“What results is a social model of public relations in which traditional public relations responsibilities are distributed to social media users, and which depends on interactivity, legitimacy, and a user’s social stake,” (Smith, 2010).
As well, it was in the events of the Earthquakes in Haiti of 2010, that we see an example of non-organized publics integrate social media and create a discussion based on relief efforts. Due to this ongoing discussion and the communication that spread from it, organizations across the world came to attention, thus completing a vital public relations effort of raising awareness and communication on an incident. Smith believes this power shift has allowed for regular and everyday public to stem the responsibilities of communication from traditional activism forms (Smith, 2010).

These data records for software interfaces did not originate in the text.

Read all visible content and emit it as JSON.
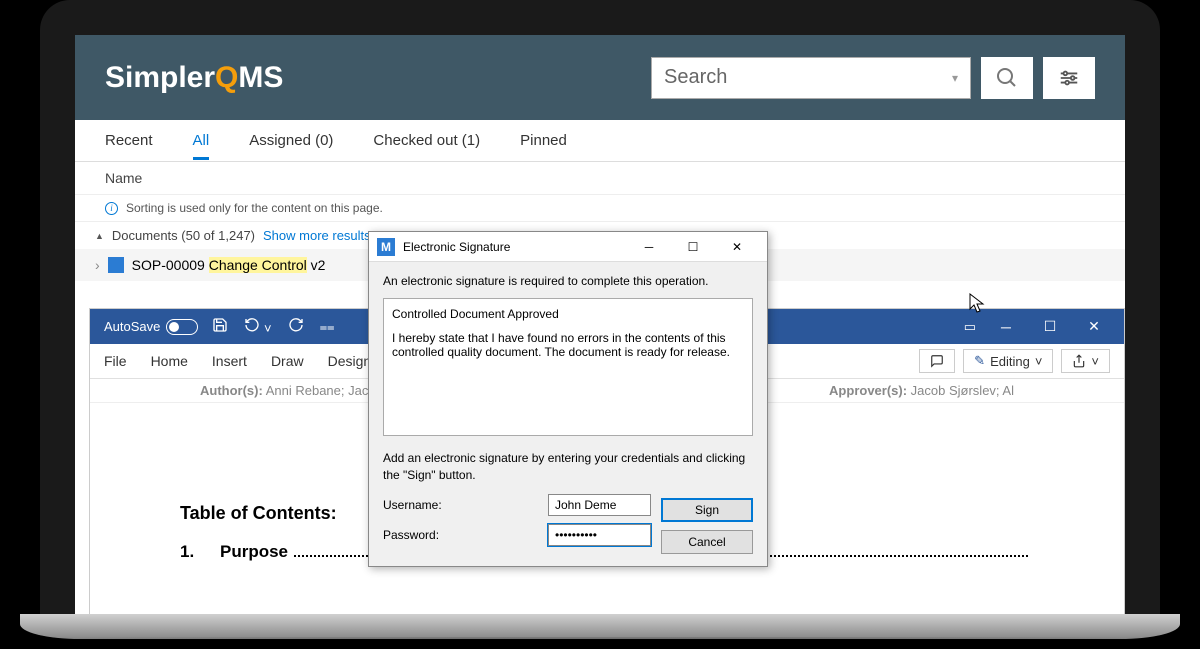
{
  "brand": {
    "prefix": "Simpler",
    "q": "Q",
    "suffix": "MS"
  },
  "search": {
    "placeholder": "Search"
  },
  "tabs": [
    {
      "label": "Recent"
    },
    {
      "label": "All"
    },
    {
      "label": "Assigned (0)"
    },
    {
      "label": "Checked out (1)"
    },
    {
      "label": "Pinned"
    }
  ],
  "column_header": "Name",
  "sort_note": "Sorting is used only for the content on this page.",
  "doc_group": {
    "label": "Documents (50 of 1,247)",
    "more": "Show more results"
  },
  "doc_row": {
    "prefix": "SOP-00009 ",
    "highlight": "Change Control",
    "suffix": " v2"
  },
  "word": {
    "autosave": "AutoSave",
    "ribbon": [
      "File",
      "Home",
      "Insert",
      "Draw",
      "Design"
    ],
    "editing": "Editing",
    "meta_left_label": "Author(s):",
    "meta_left_val": " Anni Rebane; Jacob ",
    "meta_right_label": "Approver(s):",
    "meta_right_val": " Jacob Sjørslev; Al",
    "toc_title": "Table of Contents:",
    "toc_item_num": "1.",
    "toc_item_label": "Purpose"
  },
  "dialog": {
    "title": "Electronic Signature",
    "msg": "An electronic signature is required to complete this operation.",
    "box_line1": "Controlled Document Approved",
    "box_line2": "I hereby state that I have found no errors in the contents of this controlled quality document. The document is ready for release.",
    "instr": "Add an electronic signature by entering your credentials and clicking the \"Sign\" button.",
    "username_label": "Username:",
    "username_value": "John Deme",
    "password_label": "Password:",
    "password_value": "••••••••••",
    "sign": "Sign",
    "cancel": "Cancel"
  }
}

This event shows how the use of social media can eventually benefit organizations, and may be vital in reconstructing the role of the activist in today’s modern society. Social media will continue to dominate the platform for activism and will only get stronger. Based on these specific historic examples of revolutionary movements by the public society, we see the traditional forms of communication are being met with modern advances. We can only learn and integrate these effective tools, and as these events have taught us, great change and social impact are possible with the proper communication.